The economic downturn and job cuts have put an end to industry hand-wringing about a skills shortage

Two years ago, the UK plant hire industry was facing a crisis. Growth was being hampered by a shortage of skilled workers and employers were struggling to attract school-leavers.

Now we have a different crisis. Workloads have fallen, construction projects are being postponed or cancelled and the plant hire fraternity has an inventory of equipment and a staff of operators, fitters and service engineers with nothing to do.

In April 2006 I spoke to three plant hire companies – Kent-based earthmoving specialist HE Services, crane hirer Marsh Plant, and leading hirer of nonoperated equipment, A-Plant.

All three lamented the shortage of people willing to work in the industry. The workplace has not changed, and neither has the
training requirement. But the industry’s circumstances have, says Hugh Edeleanu, chairman of HE Services.

“There’s been a tremendous change in the past two years,” he says. “People are being laid off and we’re getting calls about
vacancies all the time.”

Hit early

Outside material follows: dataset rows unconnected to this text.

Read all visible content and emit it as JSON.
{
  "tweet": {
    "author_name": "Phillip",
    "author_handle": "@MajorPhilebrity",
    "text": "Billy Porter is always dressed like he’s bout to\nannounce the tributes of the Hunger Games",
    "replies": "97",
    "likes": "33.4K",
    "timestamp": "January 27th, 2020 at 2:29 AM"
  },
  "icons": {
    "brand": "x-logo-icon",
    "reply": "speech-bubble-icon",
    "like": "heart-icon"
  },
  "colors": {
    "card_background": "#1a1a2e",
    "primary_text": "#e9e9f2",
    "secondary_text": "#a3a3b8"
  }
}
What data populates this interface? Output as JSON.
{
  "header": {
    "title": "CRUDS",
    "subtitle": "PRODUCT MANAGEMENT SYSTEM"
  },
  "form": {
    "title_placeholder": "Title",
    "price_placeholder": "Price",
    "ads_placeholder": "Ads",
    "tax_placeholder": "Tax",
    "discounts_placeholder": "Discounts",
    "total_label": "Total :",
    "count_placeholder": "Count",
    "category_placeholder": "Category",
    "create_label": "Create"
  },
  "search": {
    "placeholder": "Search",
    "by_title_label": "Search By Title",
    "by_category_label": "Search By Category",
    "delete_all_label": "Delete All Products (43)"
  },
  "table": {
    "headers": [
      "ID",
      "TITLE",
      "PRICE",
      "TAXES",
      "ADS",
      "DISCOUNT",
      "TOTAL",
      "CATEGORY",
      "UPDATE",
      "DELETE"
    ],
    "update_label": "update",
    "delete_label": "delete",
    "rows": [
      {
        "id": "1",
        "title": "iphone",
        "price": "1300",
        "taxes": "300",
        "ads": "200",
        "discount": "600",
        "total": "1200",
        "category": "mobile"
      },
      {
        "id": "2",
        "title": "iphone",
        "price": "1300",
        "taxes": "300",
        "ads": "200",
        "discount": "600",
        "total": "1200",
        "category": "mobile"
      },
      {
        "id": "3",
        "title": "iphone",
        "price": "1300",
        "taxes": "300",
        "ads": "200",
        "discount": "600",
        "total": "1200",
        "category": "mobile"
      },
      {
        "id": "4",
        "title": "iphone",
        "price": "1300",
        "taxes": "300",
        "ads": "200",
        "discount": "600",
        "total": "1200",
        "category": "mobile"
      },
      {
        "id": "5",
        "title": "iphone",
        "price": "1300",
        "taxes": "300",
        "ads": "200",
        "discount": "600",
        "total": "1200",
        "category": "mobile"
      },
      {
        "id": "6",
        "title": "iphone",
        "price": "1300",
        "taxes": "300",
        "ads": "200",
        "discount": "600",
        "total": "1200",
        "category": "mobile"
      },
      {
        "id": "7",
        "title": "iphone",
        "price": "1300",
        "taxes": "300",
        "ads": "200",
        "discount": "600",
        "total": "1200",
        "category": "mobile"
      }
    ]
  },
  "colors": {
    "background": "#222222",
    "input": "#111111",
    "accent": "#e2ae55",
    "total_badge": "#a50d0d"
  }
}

Even before the construction industry recession became official, plant hire firms were feeling the pinch. Most have had to make changes, often by reducing staffing levels. Several have ceased trading and their employees are looking for work. So is there a glut in the labour market now?

“In office staff there is,” says Mr Edeleanu. “House builders, contractors, estate agent and banks have all been hit hard.

“But the supply of those most scarce skills – fitters and operators – is only now beginning to exceed demand. What some plant hirers have found is that it is now easier to find and retain staff of a high calibre.

Geoffrey Marsh, chairman with Hampshire hirer Marsh Plant, complained two years ago that many trainees lacked ability and commitment. Four out of 10 apprentices he took on lost interest and left.

“Two of them simply said they couldn’t be doing with all the paperwork and they just disappeared,” says Mr Marsh.

Under contract to Marsh Plant, which had invested heavily in their aborted training, they simply vanished, owing their employer £1,000 apiece.

“We’ve had a much better success rate recently,” says Mr Marsh. “There are more people to choose from and they are more committed.

“We’ve found there are quite a few ex-truck drivers and ex-servicemen willing to re-train as crane operators, and that’s good for us because they have experience and their HGV licence reduces the amount of training we have to do.”

This year, Marsh Plant has put 10 job-seekers through crane foundation, slinging and signalling training, retaining eight of them as full-time apprentice operators. But now the company has put a freeze on operator recruitment, says technical director Shaun Leinster.

“We don’t need to recruit at the moment but we still get one or two CVs a week, mainly from fitters looking for work.”

So quickly has the skills shortage abated that it is hard to believe that only two years ago A-Plant was going all the way to Poland to recruit.

The job vacancies were mainly for fitters, drivers and sales staff, but the candidates were well-trained and of a high calibre.

“Some of the people we’ve interviewed are graduates,” says human resources manager Catherine Rose.

Homeward bound

Today we read about Polish migrant workers returning to their homeland where the economic downturn is less acute – although it is accelerating even there.

But the Polish workers A-Plant had been recruiting were not temporary staff. “Our recruits were all permanent,” says Ken Palframan, A-Plant human resources director.

“Our need was urgent at the time and we needed the skills straight away – that’s why we went to Poland. Now, the focus is on new apprentices, people who we can train up ourselves.”